5. Live video is also becoming more important. Over the past century we’ve moved from live linear viewing on the TV to on-demand streaming, to semi-live content like that of Snapchat Stories in and around 2013, to today’s “real-live” feeds via the likes of Periscope and Facebook Live. Meeker referred to the recent Chewbacca Facebook Live video, which referenced retailer Kohl’s, as “user generated content at whole new orders of viewing magnitude”. Kohl’s not only sold out of the Star Wars mask at the centre of the video, but became the leading app in the iOS app store in the US.

5.MaryMeeker_livevideo

6. Getting video right – being authentic, creative and valued through your content – is key by the way because ad blocking is also majorly on the rise. Today, 93% of internet users have or will consider using ad blocking software, according to Unruly. This software is especially a big deal in China, India and Indonesia, and around the world 420m users are now using it, which is a rise of 94% year-on-year. “If there has ever been a call to arms to create better ads, this is it,” said Meeker.

6.MaryMeeker_adblocking

7. The role of messaging apps is also growing and especially relevant for retail businesses. The secret sauce is the magic of the thread – it’s conversational, it remembers identity, time, specifics, preferences and context. Using such platforms is a boon to customer satisfaction, Meeker added, explaining that it’s also leading, of course, to commerce.

7.MaryMeeker_conversationalcommerce

8. Brands emerging in the retail space (and playing with all the aforementioned tools) are being heavily impacted and influenced by the Millennial generation, Meeker explained, with the below chart showing the sorts of companies founded by decade over the past 100+ years. Today, internet-enabled retailers, products and brands are significantly on the rise, bolstered by always-on connectivity, hyper-targeted marketing, the role of images and personalisation. StitchFix is a great example of this, said Meeker, for the fact it brings Spotify and Netflix-like discovery to fashion, with each customer getting a differentiated experience thanks to its advanced algorithm.

8.MaryMeeker_retailchanges

9. All of this also means there are numerous internet brands that have managed to reach $100m in annual sales within five years (including the likes of Birchbox, Everlane, Rent the Runway, Bonobos, Nasty Gal and more), compared to Nike, which took 14 years, Lululemon, which took nine years and Under Armour, which took eight years. “It’s fast and it’s impressive,” said Meeker.

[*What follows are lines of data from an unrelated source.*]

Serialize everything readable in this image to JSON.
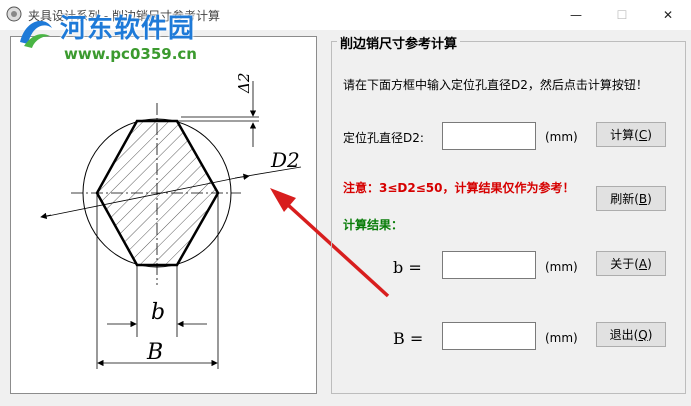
{
  "window": {
    "title": "夹具设计系列 - 削边销尺寸参考计算",
    "minimize_glyph": "—",
    "maximize_glyph": "☐",
    "close_glyph": "✕"
  },
  "watermark": {
    "text": "河东软件园",
    "url": "www.pc0359.cn"
  },
  "diagram": {
    "label_delta2": "Δ2",
    "label_d2": "D2",
    "label_b": "b",
    "label_B": "B"
  },
  "group": {
    "title": "削边销尺寸参考计算",
    "instruction": "请在下面方框中输入定位孔直径D2，然后点击计算按钮！",
    "hole_label": "定位孔直径D2:",
    "hole_value": "",
    "unit": "(mm)",
    "notice": "注意：3≤D2≤50，计算结果仅作为参考！",
    "result_header": "计算结果：",
    "b_label": "b =",
    "b_value": "",
    "B_label": "B =",
    "B_value": ""
  },
  "buttons": {
    "calc": {
      "text": "计算",
      "key": "C"
    },
    "refresh": {
      "text": "刷新",
      "key": "B"
    },
    "about": {
      "text": "关于",
      "key": "A"
    },
    "exit": {
      "text": "退出",
      "key": "Q"
    }
  },
  "colors": {
    "notice": "#d60000",
    "result_header": "#0a7d0a",
    "arrow": "#d81e1e",
    "watermark": "#1e7ad8"
  }
}
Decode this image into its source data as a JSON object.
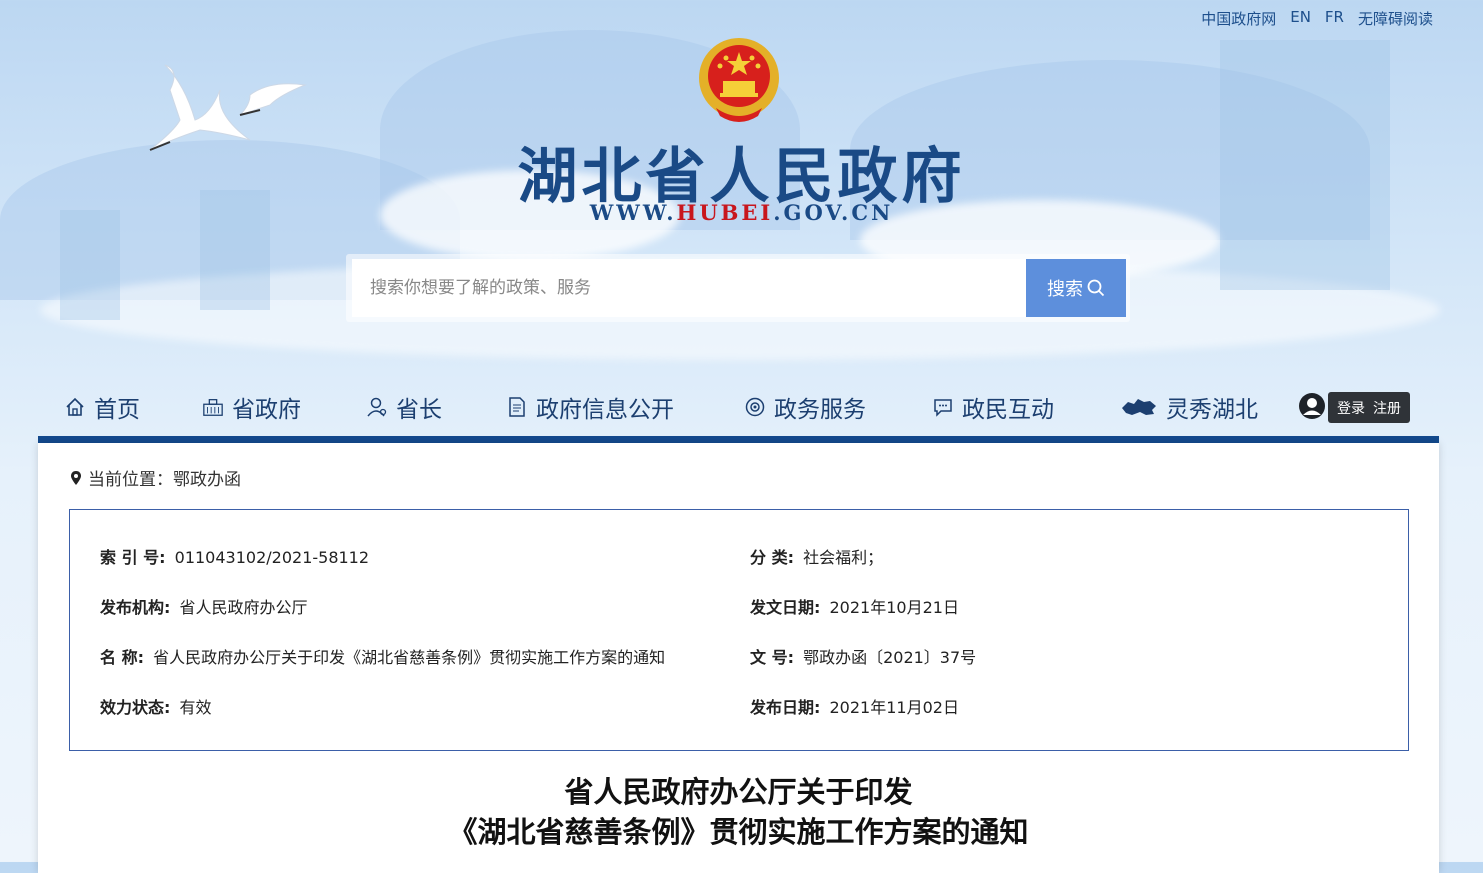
{
  "header": {
    "top_links": [
      "中国政府网",
      "EN",
      "FR",
      "无障碍阅读"
    ],
    "site_title": "湖北省人民政府",
    "site_url_prefix": "WWW.",
    "site_url_mid": "HUBEI",
    "site_url_suffix": ".GOV.CN"
  },
  "search": {
    "placeholder": "搜索你想要了解的政策、服务",
    "button_label": "搜索"
  },
  "nav": {
    "items": [
      {
        "label": "首页",
        "icon": "home-icon"
      },
      {
        "label": "省政府",
        "icon": "building-icon"
      },
      {
        "label": "省长",
        "icon": "person-icon"
      },
      {
        "label": "政府信息公开",
        "icon": "document-icon"
      },
      {
        "label": "政务服务",
        "icon": "service-icon"
      },
      {
        "label": "政民互动",
        "icon": "chat-icon"
      },
      {
        "label": "灵秀湖北",
        "icon": "hubei-map-icon"
      }
    ],
    "login_label": "登录",
    "register_label": "注册",
    "bar_color": "#134a8e"
  },
  "content": {
    "breadcrumb_label": "当前位置：",
    "breadcrumb_value": "鄂政办函",
    "info": {
      "index_label": "索 引 号:",
      "index_value": "011043102/2021-58112",
      "category_label": "分  类:",
      "category_value": "社会福利；",
      "publisher_label": "发布机构:",
      "publisher_value": "省人民政府办公厅",
      "issue_date_label": "发文日期:",
      "issue_date_value": "2021年10月21日",
      "name_label": "名  称:",
      "name_value": "省人民政府办公厅关于印发《湖北省慈善条例》贯彻实施工作方案的通知",
      "doc_no_label": "文  号:",
      "doc_no_value": "鄂政办函〔2021〕37号",
      "status_label": "效力状态:",
      "status_value": "有效",
      "publish_date_label": "发布日期:",
      "publish_date_value": "2021年11月02日"
    },
    "title_line1": "省人民政府办公厅关于印发",
    "title_line2": "《湖北省慈善条例》贯彻实施工作方案的通知"
  }
}
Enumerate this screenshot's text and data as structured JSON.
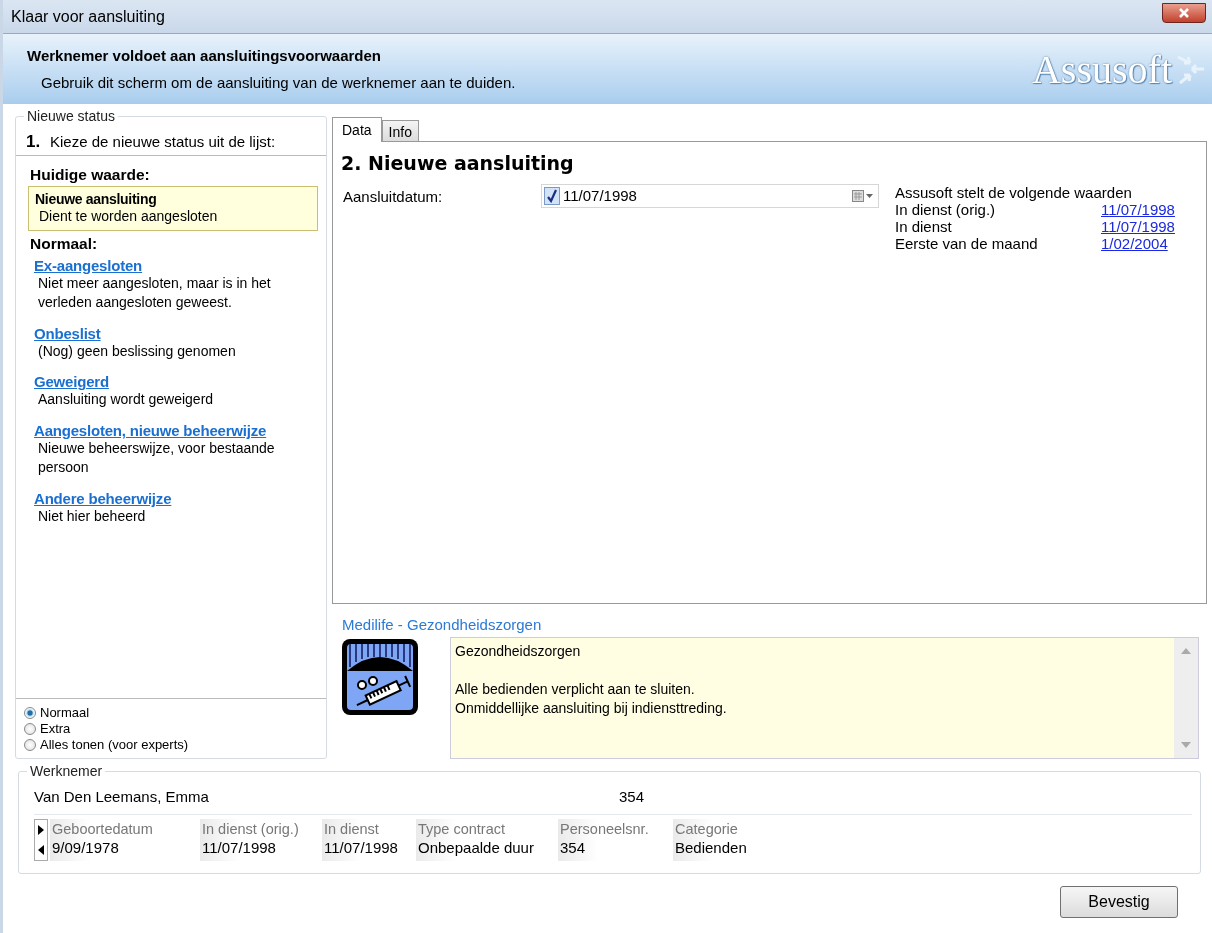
{
  "window": {
    "title": "Klaar voor aansluiting"
  },
  "header": {
    "title": "Werknemer voldoet aan aansluitingsvoorwaarden",
    "subtitle": "Gebruik dit scherm om de aansluiting van de werknemer aan te duiden.",
    "logo": "Assusoft"
  },
  "status_panel": {
    "legend": "Nieuwe status",
    "step": "1.",
    "instruction": "Kieze de nieuwe status uit de lijst:",
    "current_heading": "Huidige waarde:",
    "current": {
      "title": "Nieuwe aansluiting",
      "description": "Dient te worden aangesloten"
    },
    "group_heading": "Normaal:",
    "options": [
      {
        "title": "Ex-aangesloten",
        "description": "Niet meer aangesloten, maar is in het verleden aangesloten geweest."
      },
      {
        "title": "Onbeslist",
        "description": "(Nog) geen beslissing genomen"
      },
      {
        "title": "Geweigerd",
        "description": "Aansluiting wordt geweigerd"
      },
      {
        "title": "Aangesloten, nieuwe beheerwijze",
        "description": "Nieuwe beheerswijze, voor bestaande persoon"
      },
      {
        "title": "Andere beheerwijze",
        "description": "Niet hier beheerd"
      }
    ],
    "modes": [
      {
        "label": "Normaal",
        "selected": true
      },
      {
        "label": "Extra",
        "selected": false
      },
      {
        "label": "Alles tonen (voor experts)",
        "selected": false
      }
    ]
  },
  "tabs": [
    {
      "label": "Data",
      "selected": true
    },
    {
      "label": "Info",
      "selected": false
    }
  ],
  "data_panel": {
    "heading": "2. Nieuwe aansluiting",
    "date_label": "Aansluitdatum:",
    "date_checked": true,
    "date_value": "11/07/1998",
    "suggest_heading": "Assusoft stelt de volgende waarden",
    "suggestions": [
      {
        "label": "In dienst (orig.)",
        "value": "11/07/1998"
      },
      {
        "label": "In dienst",
        "value": "11/07/1998"
      },
      {
        "label": "Eerste van de maand",
        "value": "1/02/2004"
      }
    ]
  },
  "plan": {
    "title": "Medilife - Gezondheidszorgen",
    "text": "Gezondheidszorgen\n\nAlle bedienden verplicht aan te sluiten.\nOnmiddellijke aansluiting bij indiensttreding."
  },
  "employee": {
    "legend": "Werknemer",
    "name": "Van Den Leemans, Emma",
    "number": "354",
    "columns": [
      "Geboortedatum",
      "In dienst (orig.)",
      "In dienst",
      "Type contract",
      "Personeelsnr.",
      "Categorie"
    ],
    "row": [
      "9/09/1978",
      "11/07/1998",
      "11/07/1998",
      "Onbepaalde duur",
      "354",
      "Bedienden"
    ]
  },
  "buttons": [
    "Bevestig"
  ]
}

9.MaryMeeker_internetbrands

10. Lastly, when it comes to customer service, no surprises here: social media and instant chat is preferred by Millennials than the telephone is.

10.MaryMeeker_businesscontact